Give your dog balanced homemade food, that also boosts their health, in three easy steps (and 60 seconds).
If you’d asked me 10 years ago whether I’d be making homemade food for my dogs, I would have laughed hysterically and peed my pants. Truly.
I mean, I class myself as a foodie, but that’s in the eating department. I cook for my human family about once a quarter, and that’s enough for me. (And my partner. When I offer to cook, he’ll often say no. According to him, my cooking has no ‘love’ in it.)
However, when I feed our dogs now, I do it with homemade dog food, that does have love in it. And we got there, because of our little dog Mondoe.
Mondoe just wanted homemade – preferably, ours!
Over 10 years or so, as our little dog Mondoe inched closer to 22 years old, we moved further and further away from processed food. In fact, Mondoe loved nothing more than the chicken soup my partner Michael makes for me when I have a cold – the broth, the chicken, the veges.
As time went on, we made more and more homemade food. But was it balanced? Not entirely. And that led to a quest to feed my dogs the fresh and balanced meals they needed...
In a nutshell, here’s what lots of research (and discussions with a nutritionist) told me dogs need in their diet:
- Fat, which delivers most of the energy a dog needs, as well as essential fatty acids.
- Protein, which provides essential amino acids.
- Essential minerals, vitamins and water, from the rest of the diet.
It’s also worth pointing out that dogs are also omnivores, which means their system is designed to mostly eat meat with a little bit of veg. Dogs also have no nutritional need for dietary carbohydrates. So those recipes with lots of rice? Not a great idea.
Here’s our homemade food for dogs recipe
This recipe puts a meat-based protein source front and centre. That’s because proteins from animal sources provide the highest quality protein; plant proteins don’t provide all the amino acids a dog needs in the right proportions. (You can read more about that, in the 3-Step Guide to Homemade Dog Food.)
However, a diet solely of meat, doesn’t give your dog all the vitamins, macro and micro minerals and fatty acids they need.
Now, you can, if you really want to spend a lot of time researching, and then a lot of time with a calculator, and then a lot of time in the kitchen on a Sunday, work out how much of each veg or supplement you need to include, to give your dog those missing vitamins, minerals and fatty acids.*
OR, you could add a supplement that does all of that for you.
The reason bestie supplements even exist, is because I do want to make sure my dogs get everything they need, and I also know that the majority of homemade dog food diets, aren’t balanced. (You can find out more in: What’s missing in your homemade food for dogs?)
So, drum roll, the recipe is:
95% fresh protein
5% bestie supplement
And it looks like this:
Now if you can’t do that in less than 60 seconds, there’s something wrong! So go ahead and get the bestie supplement. Let us know how you go!
The right amount
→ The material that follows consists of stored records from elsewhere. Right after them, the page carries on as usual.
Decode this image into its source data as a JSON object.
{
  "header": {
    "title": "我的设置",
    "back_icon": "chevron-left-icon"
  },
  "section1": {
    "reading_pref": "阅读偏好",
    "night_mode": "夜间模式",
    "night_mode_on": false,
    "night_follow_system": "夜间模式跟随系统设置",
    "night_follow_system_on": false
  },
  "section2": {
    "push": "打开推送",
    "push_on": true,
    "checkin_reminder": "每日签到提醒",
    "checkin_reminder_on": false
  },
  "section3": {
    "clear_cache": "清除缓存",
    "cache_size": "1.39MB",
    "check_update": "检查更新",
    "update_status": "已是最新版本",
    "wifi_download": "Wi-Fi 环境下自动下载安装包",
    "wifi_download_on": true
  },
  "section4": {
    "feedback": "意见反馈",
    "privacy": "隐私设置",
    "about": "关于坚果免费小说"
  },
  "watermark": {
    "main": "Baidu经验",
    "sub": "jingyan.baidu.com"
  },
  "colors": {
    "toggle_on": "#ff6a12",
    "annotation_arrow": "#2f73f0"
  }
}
By the way, you’ll see I referred to the right amount of protein and bestie supplement above. But how do you work out what that right amount is? We explain this further in our post on How much should I feed my dog? But our free bestie app just gives you the answer for your dog!
Interested in a little more info? Get our 3 Easy Steps to HomeMade Dog Food.
*For the ins and outs of what’s missing in a predominantly raw meat and offal diet, have a read of this very thorough article by Bruce Dwyer. https://www.healthydogtreats.com.au/dog-nutrition/131-dog-food-vitamin